Before he left the USSR for America in 1975, Shindarov served as concertmaster of the Bolshoi Opera and Moscow's Ballet Theatre Orchestra.
Following his arrival to America, he became concertmaster of the San Francisco Opera orchestra and Los Angeles Chamber Orchestra. He performed with ensembles such as the Master Symphony Orchestra and Seattle Symphony and was also featured on many film scores.
“Shindarov is a master of all sorts of technical violinistic challenges, including double-stops, flying staccato passages, and difficult left hand pizzicati while simultaneously bowing with the right,” wrote Clint Erney from the Santa Ana Register.
“Not since Ruggiero Ricci appeared here have we heard virtuoso playing like this,” Erney continued. “Clearly, Shindarov is one of the brightest jewels.”
Shindarov played well into his 80s and 90s. While performing at age 87, he was described by Geoffrey Maingart from Hollywood Today as “still one of the great violinists in the world. It is hard to believe that he is 87 and even harder to believe what he is able to do with the violin.”
The violinist’s final performances took place this year, where he was invited to perform at select concerts.

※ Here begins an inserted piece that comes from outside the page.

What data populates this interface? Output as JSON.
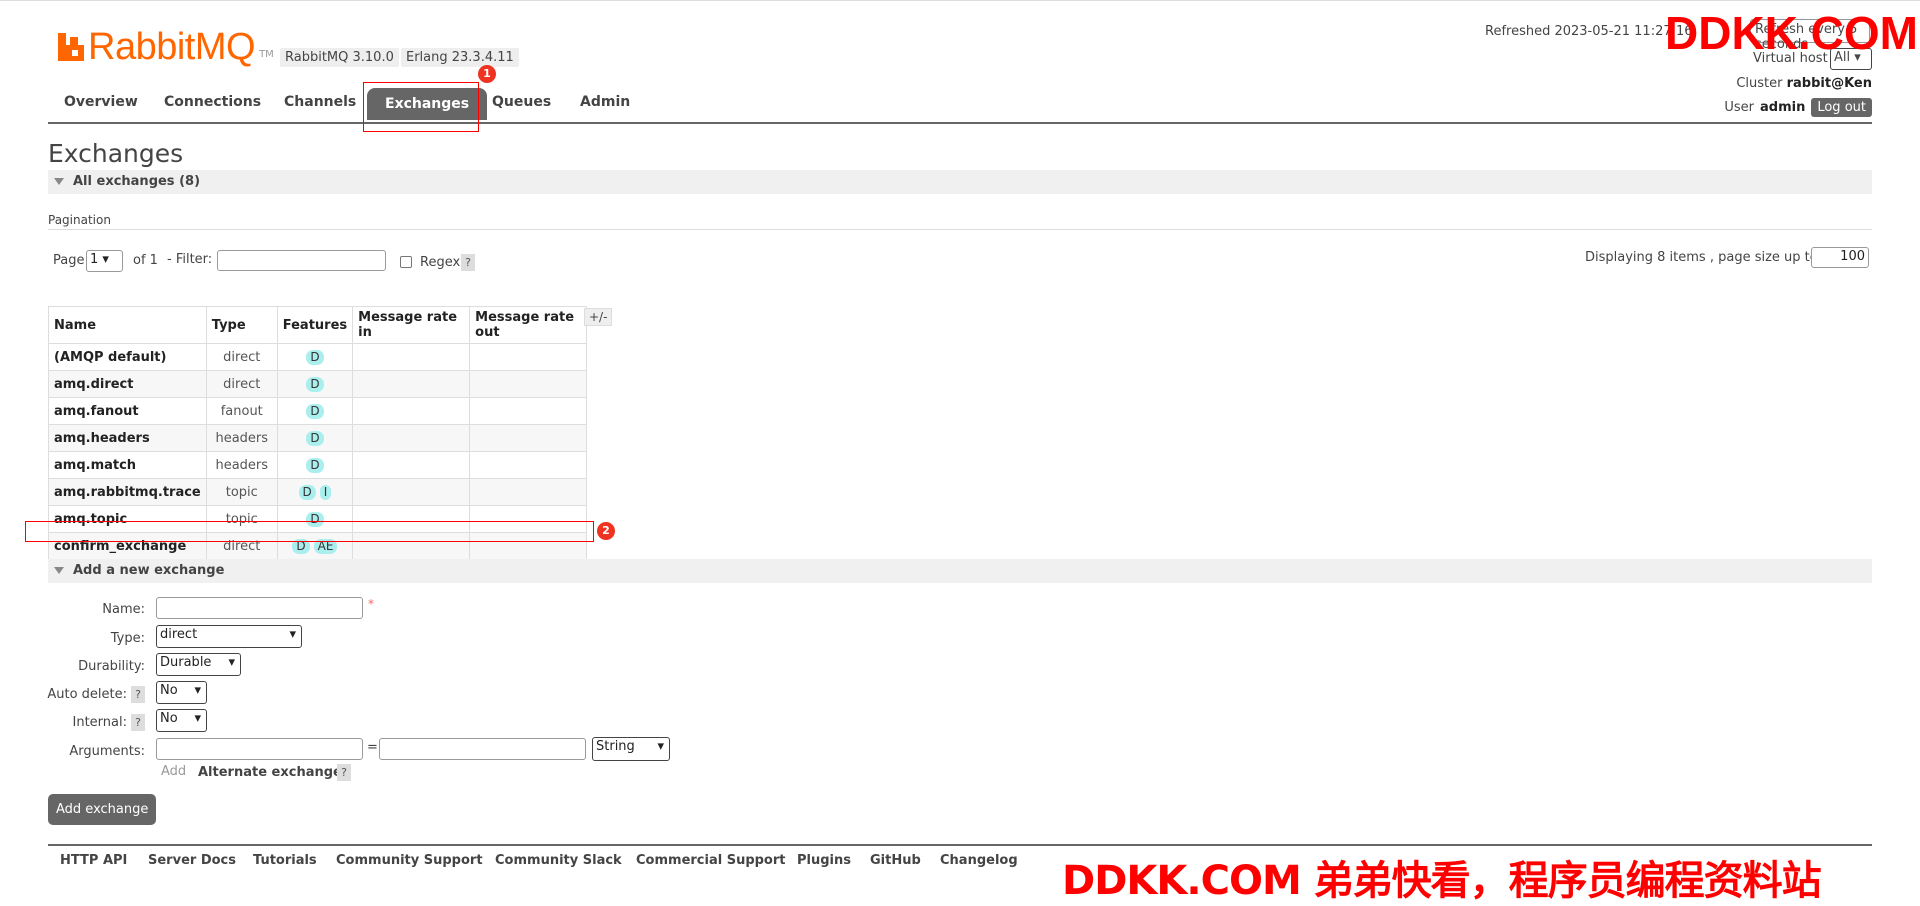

He lived in Hollywood, California, and was also the author of a Russian violin book, titled “Prima Musica.”
Our condolences to Mr. Shindarov’s family, friends, and colleagues.